-- Exercise directions --
Where a line of the listing below includes the word "Complete", reproduce that line.
*** Opening of Provided information ***
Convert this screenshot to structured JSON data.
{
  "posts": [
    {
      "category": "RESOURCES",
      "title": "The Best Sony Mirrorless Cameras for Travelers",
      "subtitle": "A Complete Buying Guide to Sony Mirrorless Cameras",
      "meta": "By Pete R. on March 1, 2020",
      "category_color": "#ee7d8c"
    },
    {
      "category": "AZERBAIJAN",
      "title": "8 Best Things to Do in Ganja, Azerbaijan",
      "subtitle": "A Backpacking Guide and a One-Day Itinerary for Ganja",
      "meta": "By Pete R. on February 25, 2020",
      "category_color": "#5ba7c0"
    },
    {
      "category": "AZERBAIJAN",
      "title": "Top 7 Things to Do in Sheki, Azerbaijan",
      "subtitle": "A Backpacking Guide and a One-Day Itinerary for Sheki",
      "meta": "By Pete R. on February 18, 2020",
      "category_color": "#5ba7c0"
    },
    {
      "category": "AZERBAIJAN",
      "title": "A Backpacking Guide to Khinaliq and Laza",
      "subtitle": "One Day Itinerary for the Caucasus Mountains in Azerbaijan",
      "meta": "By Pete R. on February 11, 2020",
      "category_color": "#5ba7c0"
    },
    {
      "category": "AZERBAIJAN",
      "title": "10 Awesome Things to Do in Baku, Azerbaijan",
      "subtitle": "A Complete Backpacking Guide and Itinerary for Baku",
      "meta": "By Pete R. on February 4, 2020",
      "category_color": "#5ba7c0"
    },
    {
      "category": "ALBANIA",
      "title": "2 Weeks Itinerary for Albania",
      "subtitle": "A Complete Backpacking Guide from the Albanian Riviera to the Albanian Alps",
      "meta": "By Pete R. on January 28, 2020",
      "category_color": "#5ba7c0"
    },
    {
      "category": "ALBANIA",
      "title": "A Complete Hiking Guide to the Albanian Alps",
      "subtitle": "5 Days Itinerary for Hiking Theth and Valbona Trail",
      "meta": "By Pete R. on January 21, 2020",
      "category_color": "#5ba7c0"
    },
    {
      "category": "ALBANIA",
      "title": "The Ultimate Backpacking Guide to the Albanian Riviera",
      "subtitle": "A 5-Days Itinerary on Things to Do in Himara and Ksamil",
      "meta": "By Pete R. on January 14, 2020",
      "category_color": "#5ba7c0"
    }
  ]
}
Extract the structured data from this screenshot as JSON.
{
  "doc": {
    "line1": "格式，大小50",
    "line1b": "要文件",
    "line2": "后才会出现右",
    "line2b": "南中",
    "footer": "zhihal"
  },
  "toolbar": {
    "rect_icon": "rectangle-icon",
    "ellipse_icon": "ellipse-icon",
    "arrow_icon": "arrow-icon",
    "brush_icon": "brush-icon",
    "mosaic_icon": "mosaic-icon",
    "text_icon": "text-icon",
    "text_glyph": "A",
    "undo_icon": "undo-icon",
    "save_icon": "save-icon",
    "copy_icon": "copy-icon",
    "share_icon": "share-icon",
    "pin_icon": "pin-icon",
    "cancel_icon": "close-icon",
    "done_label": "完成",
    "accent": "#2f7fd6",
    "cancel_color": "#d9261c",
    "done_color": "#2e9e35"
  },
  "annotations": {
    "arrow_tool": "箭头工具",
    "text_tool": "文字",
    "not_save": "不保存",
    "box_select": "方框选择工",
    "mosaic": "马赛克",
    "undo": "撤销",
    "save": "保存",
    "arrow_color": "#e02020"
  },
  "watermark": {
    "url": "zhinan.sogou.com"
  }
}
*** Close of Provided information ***
-- Task result --
      "subtitle": "A Complete Buying Guide to Sony Mirrorless Cameras",
      "subtitle": "A Complete Backpacking Guide and Itinerary for Baku",
      "subtitle": "A Complete Backpacking Guide from the Albanian Riviera to the Albanian Alps",
      "title": "A Complete Hiking Guide to the Albanian Alps",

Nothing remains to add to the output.